The Eye on Potatoes Podcast is brought to you by the National Potato Council. This is the place to tune in for conversations with growers and thought leaders on advocacy, production and all things potatoes. National Potato Council CEO Kam Quarles and Eye on Potatoes host Lane Nordlund sat down during this podcast to discuss the latest on COVID-19, its impact on the potato industry, the government response, and how NPC and its state partners are supporting growers in this unprecedented time.

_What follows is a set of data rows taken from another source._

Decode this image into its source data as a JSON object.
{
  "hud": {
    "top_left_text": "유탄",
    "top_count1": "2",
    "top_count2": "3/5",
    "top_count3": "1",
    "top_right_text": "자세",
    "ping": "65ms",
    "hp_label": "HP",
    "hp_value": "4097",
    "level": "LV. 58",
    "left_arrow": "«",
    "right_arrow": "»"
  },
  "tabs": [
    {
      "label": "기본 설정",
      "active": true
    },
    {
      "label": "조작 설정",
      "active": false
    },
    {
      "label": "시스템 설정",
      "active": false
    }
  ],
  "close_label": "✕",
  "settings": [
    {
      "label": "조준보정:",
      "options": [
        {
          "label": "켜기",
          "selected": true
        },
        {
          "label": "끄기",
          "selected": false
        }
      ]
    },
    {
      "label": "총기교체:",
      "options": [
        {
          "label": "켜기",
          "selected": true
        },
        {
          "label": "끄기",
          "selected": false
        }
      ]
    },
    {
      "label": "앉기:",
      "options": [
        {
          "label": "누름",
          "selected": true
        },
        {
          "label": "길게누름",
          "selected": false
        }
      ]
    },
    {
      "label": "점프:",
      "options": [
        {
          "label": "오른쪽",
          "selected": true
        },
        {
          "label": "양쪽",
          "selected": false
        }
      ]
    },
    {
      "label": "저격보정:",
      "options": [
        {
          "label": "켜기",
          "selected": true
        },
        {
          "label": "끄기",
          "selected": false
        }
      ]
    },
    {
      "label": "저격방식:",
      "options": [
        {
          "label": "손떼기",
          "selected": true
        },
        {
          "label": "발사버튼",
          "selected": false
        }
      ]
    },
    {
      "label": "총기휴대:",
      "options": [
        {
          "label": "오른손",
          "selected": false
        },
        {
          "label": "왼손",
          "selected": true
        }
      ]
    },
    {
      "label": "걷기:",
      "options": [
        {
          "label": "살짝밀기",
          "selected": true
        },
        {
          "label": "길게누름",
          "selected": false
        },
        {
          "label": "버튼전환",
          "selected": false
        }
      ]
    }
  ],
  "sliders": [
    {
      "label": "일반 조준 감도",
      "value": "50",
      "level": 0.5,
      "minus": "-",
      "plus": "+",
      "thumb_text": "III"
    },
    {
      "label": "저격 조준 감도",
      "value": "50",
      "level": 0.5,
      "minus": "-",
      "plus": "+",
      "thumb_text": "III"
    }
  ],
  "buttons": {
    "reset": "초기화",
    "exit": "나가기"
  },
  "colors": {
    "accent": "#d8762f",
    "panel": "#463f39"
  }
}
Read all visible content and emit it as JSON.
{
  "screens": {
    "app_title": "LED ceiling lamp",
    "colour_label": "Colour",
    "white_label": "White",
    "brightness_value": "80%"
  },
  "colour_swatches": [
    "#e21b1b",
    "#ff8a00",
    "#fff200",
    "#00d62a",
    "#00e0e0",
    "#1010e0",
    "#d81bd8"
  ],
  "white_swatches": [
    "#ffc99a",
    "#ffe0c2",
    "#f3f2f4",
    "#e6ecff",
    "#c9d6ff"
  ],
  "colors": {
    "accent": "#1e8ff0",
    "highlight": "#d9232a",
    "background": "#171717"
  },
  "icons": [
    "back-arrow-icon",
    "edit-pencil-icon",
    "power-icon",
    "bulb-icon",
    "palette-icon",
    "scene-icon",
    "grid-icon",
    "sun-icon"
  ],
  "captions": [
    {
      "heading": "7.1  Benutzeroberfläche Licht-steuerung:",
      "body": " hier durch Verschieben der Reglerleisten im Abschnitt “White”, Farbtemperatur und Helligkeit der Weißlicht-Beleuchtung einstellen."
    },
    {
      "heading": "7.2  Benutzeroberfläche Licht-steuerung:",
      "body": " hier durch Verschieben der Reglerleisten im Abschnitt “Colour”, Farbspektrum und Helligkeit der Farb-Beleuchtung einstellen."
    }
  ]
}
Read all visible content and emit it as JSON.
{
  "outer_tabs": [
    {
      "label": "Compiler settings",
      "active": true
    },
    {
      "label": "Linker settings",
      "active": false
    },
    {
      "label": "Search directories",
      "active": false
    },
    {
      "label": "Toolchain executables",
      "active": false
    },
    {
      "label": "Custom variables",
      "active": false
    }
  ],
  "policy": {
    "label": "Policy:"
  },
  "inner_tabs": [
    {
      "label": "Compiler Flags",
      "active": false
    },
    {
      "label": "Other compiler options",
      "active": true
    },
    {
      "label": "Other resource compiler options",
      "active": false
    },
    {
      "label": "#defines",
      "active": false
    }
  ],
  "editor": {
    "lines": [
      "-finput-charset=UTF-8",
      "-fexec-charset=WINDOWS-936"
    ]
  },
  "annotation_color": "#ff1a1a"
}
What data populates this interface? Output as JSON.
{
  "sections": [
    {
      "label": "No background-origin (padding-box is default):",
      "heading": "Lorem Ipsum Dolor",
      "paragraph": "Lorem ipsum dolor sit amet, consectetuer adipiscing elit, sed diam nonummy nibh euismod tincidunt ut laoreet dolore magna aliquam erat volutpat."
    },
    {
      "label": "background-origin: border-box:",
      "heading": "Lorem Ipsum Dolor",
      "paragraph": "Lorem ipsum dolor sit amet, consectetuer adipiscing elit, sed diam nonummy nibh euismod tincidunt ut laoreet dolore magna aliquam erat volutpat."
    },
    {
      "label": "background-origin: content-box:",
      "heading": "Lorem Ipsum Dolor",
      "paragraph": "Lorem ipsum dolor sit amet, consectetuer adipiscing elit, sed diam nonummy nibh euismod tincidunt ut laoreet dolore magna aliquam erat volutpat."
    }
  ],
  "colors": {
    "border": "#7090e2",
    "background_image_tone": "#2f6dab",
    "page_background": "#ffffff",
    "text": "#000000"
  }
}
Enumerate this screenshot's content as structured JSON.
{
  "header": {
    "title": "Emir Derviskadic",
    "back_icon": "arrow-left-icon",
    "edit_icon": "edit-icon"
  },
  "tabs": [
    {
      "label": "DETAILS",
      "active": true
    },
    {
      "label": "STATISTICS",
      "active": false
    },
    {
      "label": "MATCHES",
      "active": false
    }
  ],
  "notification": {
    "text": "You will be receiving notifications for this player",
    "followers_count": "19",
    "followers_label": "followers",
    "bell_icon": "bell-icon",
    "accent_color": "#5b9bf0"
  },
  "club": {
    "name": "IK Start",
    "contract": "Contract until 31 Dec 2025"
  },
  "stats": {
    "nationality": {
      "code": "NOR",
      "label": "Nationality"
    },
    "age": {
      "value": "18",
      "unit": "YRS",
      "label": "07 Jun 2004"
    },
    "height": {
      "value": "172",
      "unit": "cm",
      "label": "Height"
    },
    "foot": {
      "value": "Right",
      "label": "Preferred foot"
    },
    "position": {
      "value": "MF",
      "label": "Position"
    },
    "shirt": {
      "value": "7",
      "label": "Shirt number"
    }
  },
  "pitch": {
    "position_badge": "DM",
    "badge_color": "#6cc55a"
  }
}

According to a Capital Press report, the Idaho Potato Commission is considering advertising on major online sales platforms such as Amazon, Walmart and Kroger Co. websites. “If we ran a program starting in May through August, it could cost a little over $100,000,” Commission CEO Frank Muir said. Costs would be covered by recently lower spending on travel and on certain promotion and incentive programs. He has not yet made a formal recommendation to commissioners.
This episode of the Potatoes in Canada podcast series “Tuber Talk” focuses on the practices in Prince Edward Island, one of Canada’s largest potato producing provinces. Ryan Barrett, research coordinator with the P.E.I. Potato Board, shares what crops P.E.I. producers are adding to the rotation to boost soil health. Barrett discusses what they’ve seen with mustards, buckwheat, sorghum sudangrass, Pearl millet, on top of sharing his experiences working on the Island.